Fennecus zerda most distinctive feature is its unusually large ears, which also serve to dissipate heat. Fennec fox or Vulpes zerda name comes from the Berber-Arabic word (fanak), which means fox.
The Fennec Fox is the smallest species of canid. Its coat, ears, and kidney functions have adapted to high-temperature, low-water, desert environments.
The Fennecus zerda is the smallest canid species. Females range in head-to-body size from 13.6 to 15.6 in. with a 9.1–9.8 in. long tail and 3.5–3.7 in. long ears, and weigh 2.2–4.2 lb. Males are slightly larger, ranging in head-to-body size from 15.4 to 15.6 in. with a 9.1–9.8 in. long tail and 3.9 in. long ears, weighing at least 2.9 lb.
Its hearing is sensitive enough to hear prey moving underground. It mainly eats insects, small mammals, and birds.
Fennecus zerda is an omnivore, feeding on small rodents, lizards, geckos, skinks, small birds and their eggs, fruits and also some tubers. It relies on the moisture content of prey, but drinks water when available.
Fennecus zerda hunts alone and digs in the sand for small vertebrates and insects. Some individuals were observed to bury prey for later consumption and searching for food in the vicinity of human settlements.
Fennecus zerda digs its den in sand, either in open areas or places sheltered by plants with stable sand dunes. In compacted soils, dens are up to 1,300 sq. ft. large, with up to 15 different entrances.
In some cases, different families interconnect their dens, or locate them close together. In soft, looser sand, dens tend to be simpler with only one entrance leading to a single chamber.
Females give birth between March and June to a litter of one to four pups that open their eyes after 8 to 11 days.
Both female and male care for the pups. Fennecus zerda communicate by barking, purring, yapping and squeaking. Pups remain in the family even after a new litter is born. The pups are weaned at the age of 61 to 70 days.
The Fennec Fox is bred commercially as an exotic pet. Commercial breeders remove the pups from their mother to hand-raise them, as tame foxes are more valuable. A breeders’ registry has been set up in the United States to avoid any problems associated with inbreeding.
As of 2015, the Fennec Fox is classified as Least concern on the IUCN Red List.
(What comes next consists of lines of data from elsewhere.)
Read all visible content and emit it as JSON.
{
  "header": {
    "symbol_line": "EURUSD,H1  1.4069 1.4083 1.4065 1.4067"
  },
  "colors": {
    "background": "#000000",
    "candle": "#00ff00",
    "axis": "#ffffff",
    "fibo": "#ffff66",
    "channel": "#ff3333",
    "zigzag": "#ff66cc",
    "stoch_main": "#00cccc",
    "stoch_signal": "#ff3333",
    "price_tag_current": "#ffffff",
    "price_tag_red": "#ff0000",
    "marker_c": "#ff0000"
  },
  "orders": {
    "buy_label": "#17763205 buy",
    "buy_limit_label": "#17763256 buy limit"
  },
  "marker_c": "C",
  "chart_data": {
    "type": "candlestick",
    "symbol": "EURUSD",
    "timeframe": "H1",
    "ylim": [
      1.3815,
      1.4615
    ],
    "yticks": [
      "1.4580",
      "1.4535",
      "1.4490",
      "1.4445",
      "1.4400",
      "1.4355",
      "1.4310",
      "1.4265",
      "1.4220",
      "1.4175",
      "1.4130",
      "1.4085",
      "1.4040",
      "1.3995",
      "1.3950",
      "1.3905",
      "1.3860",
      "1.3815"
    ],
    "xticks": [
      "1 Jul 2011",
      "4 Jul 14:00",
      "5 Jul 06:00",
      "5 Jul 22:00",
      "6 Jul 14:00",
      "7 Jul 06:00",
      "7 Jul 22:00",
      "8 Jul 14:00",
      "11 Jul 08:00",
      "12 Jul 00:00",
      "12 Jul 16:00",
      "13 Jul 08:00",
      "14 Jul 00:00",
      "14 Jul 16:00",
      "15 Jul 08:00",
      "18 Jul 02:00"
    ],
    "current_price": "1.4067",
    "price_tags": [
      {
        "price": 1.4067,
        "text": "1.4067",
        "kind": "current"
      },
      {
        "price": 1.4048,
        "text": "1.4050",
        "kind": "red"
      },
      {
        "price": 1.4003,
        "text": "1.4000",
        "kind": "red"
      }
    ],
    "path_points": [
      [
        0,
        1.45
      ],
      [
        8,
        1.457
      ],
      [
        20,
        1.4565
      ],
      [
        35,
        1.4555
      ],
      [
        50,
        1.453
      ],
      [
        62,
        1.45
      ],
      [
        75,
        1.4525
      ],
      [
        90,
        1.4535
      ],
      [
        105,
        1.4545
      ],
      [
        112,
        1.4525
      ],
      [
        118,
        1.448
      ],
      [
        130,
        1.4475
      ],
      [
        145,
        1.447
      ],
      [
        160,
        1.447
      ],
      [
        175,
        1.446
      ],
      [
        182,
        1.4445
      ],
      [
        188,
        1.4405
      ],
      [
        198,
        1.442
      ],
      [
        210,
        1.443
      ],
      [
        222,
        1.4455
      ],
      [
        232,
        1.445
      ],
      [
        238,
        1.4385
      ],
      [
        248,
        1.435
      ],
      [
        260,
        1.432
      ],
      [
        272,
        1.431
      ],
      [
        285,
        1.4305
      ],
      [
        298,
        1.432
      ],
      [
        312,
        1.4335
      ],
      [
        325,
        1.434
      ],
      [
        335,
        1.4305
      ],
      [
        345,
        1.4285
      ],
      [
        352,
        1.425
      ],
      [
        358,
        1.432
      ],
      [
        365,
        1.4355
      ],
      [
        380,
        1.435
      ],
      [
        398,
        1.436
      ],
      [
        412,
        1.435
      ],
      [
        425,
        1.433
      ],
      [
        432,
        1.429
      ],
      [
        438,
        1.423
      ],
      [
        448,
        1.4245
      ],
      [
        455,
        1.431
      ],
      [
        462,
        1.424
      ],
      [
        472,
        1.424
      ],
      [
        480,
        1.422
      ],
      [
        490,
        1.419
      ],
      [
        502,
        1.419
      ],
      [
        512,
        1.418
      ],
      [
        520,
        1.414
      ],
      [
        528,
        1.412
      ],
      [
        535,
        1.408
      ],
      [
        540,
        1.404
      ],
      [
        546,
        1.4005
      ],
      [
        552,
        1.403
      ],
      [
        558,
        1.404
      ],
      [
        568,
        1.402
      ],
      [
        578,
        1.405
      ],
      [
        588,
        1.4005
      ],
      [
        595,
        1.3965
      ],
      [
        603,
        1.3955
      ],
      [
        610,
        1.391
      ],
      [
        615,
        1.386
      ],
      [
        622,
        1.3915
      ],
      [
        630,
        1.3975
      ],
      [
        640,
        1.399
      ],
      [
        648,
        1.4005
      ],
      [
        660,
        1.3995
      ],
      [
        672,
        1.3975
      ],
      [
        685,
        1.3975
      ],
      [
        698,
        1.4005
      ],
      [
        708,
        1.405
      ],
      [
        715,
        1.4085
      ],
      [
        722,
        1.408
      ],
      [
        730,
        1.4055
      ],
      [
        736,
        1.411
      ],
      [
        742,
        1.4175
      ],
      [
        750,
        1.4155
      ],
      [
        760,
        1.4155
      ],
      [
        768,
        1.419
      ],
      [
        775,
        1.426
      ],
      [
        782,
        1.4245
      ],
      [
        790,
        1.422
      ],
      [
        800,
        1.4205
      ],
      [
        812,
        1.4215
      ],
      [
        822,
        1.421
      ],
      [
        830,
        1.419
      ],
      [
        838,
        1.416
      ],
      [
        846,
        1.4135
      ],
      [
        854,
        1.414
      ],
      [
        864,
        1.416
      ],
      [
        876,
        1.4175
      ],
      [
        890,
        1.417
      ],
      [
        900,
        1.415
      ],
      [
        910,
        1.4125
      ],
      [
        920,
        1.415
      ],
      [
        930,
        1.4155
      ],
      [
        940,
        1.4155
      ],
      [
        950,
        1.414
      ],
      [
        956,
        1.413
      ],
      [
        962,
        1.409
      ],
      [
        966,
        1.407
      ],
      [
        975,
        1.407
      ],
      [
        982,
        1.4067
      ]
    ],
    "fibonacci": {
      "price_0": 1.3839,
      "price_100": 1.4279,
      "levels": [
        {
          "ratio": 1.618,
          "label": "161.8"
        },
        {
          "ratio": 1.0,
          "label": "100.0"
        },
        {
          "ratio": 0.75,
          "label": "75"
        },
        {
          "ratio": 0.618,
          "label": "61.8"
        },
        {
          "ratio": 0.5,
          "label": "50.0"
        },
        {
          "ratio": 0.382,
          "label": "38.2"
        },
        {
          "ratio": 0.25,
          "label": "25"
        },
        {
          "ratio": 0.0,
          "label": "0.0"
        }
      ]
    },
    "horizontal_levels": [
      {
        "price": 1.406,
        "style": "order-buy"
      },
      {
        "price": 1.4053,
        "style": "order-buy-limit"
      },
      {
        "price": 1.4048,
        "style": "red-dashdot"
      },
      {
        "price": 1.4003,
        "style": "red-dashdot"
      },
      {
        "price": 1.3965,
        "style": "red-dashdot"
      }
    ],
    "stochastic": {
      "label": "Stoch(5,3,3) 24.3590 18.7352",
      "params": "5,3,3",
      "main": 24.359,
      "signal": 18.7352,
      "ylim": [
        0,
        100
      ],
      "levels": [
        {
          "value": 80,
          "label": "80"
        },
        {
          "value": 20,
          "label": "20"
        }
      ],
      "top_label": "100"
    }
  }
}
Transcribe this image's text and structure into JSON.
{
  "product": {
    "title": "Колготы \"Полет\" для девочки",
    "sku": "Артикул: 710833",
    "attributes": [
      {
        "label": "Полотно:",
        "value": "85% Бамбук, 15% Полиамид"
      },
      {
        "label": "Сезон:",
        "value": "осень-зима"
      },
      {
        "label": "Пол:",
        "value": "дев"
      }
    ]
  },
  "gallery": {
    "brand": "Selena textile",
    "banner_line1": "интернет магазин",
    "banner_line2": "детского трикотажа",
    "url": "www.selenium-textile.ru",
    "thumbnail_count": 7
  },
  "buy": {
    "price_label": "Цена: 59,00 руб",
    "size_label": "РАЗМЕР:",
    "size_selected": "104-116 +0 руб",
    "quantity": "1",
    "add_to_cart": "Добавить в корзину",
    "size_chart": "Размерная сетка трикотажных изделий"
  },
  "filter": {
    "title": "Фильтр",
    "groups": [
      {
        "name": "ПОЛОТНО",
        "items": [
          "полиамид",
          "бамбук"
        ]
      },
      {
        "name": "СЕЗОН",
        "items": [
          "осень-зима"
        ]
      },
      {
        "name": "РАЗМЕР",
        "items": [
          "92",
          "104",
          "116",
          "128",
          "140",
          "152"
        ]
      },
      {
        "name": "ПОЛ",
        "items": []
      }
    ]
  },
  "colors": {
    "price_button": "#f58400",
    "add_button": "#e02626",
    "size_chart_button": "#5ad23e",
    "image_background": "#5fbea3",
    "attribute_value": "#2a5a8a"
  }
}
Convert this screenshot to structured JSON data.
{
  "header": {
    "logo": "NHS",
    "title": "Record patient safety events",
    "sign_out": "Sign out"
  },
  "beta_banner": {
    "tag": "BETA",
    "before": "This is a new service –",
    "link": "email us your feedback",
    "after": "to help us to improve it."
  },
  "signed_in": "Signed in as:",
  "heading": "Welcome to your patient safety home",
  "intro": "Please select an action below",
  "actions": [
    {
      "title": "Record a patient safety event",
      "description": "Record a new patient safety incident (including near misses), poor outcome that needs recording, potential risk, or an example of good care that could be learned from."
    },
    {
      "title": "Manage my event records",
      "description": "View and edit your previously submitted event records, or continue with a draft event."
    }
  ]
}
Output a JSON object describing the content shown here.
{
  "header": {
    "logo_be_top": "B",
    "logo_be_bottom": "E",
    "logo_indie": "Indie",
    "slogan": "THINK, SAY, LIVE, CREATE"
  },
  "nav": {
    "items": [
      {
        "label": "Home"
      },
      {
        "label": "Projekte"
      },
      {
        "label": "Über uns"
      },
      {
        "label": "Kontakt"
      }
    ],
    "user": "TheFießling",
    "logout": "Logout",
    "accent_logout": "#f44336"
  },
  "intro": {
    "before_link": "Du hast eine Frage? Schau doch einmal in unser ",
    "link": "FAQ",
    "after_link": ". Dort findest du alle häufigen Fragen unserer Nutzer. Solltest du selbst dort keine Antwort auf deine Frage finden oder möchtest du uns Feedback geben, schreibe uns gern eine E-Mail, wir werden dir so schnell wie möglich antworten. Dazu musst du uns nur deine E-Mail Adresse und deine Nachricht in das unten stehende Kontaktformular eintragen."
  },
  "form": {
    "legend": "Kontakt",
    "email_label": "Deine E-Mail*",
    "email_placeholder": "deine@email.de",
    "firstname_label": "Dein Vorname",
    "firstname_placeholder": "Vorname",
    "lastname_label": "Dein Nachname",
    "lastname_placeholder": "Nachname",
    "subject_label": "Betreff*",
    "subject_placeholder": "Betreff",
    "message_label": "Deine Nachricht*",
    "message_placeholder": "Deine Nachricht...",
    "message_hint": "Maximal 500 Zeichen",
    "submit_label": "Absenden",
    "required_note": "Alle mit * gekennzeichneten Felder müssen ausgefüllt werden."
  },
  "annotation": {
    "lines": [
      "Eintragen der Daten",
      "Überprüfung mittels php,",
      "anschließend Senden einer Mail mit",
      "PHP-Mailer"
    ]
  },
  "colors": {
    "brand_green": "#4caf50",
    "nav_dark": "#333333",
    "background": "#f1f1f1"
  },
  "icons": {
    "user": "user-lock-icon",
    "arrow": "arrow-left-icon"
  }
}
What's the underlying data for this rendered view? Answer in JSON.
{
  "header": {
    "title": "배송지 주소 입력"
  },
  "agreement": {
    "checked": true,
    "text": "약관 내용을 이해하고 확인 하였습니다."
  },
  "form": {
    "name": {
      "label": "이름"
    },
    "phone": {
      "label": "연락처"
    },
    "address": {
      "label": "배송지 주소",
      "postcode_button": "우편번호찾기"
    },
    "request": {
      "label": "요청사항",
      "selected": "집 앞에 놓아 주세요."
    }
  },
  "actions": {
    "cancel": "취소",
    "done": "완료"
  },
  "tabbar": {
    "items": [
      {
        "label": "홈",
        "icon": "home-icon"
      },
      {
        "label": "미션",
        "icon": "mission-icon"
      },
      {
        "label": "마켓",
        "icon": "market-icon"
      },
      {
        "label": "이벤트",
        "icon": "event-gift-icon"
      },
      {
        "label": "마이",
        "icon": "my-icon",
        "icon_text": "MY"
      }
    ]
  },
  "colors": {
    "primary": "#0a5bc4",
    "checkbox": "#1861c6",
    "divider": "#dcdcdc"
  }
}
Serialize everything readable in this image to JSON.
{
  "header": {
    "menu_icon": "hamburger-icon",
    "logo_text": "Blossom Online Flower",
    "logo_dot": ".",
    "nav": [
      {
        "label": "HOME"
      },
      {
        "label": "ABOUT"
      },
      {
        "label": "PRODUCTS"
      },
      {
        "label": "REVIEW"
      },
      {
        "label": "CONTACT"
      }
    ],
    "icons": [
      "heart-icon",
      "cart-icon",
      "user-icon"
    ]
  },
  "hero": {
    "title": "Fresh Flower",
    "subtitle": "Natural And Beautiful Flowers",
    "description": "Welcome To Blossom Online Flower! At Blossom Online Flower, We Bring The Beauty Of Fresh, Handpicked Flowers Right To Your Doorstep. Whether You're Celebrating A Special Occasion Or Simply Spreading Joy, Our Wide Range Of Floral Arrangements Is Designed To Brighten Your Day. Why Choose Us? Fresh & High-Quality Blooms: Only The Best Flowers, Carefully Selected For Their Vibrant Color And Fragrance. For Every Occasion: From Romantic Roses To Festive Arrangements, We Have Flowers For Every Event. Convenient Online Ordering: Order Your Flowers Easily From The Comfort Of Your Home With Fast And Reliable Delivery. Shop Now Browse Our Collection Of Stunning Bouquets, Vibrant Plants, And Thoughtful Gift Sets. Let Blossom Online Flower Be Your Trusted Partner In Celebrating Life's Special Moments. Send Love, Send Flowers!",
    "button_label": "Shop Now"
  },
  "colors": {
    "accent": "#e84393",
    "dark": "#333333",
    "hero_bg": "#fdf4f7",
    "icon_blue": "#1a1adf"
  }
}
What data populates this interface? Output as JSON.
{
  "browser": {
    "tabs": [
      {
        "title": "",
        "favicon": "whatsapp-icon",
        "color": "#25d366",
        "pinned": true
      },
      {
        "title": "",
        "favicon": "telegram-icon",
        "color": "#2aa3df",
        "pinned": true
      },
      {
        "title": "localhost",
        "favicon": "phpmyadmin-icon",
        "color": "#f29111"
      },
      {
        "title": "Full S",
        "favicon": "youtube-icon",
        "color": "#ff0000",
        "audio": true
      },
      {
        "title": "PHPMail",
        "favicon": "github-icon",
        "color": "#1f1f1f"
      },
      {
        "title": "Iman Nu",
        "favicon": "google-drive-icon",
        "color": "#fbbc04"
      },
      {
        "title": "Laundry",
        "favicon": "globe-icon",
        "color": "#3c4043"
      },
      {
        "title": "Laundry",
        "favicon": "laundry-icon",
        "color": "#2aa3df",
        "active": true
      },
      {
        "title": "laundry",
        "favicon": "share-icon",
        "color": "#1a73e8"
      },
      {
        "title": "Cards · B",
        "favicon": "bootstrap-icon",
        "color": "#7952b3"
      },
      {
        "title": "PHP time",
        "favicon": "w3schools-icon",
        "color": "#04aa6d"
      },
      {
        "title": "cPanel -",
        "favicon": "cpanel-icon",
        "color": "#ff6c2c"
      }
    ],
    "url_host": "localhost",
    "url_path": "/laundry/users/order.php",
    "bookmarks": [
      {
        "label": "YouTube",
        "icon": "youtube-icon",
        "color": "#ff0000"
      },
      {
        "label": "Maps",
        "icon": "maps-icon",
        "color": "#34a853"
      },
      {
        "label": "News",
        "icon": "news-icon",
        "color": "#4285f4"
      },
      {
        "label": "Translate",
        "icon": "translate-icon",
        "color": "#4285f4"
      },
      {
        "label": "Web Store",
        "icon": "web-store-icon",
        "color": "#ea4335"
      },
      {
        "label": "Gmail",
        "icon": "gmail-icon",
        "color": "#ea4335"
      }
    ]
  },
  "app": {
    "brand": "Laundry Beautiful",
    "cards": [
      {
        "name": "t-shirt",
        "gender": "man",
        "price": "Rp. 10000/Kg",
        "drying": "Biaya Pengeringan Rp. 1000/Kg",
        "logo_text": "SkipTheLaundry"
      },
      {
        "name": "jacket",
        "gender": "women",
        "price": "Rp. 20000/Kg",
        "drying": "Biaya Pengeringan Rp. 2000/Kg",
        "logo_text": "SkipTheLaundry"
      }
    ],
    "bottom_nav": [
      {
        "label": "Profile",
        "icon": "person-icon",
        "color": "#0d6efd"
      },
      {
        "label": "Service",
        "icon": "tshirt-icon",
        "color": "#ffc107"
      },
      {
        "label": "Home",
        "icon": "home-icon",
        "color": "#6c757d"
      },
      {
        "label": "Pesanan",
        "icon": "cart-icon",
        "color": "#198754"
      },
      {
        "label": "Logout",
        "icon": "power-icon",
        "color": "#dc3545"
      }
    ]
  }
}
It is listed in CITES Appendix II and is protected in Morocco and Western Sahara, Algeria, Tunisia and Egypt, where it has been documented in several protected areas.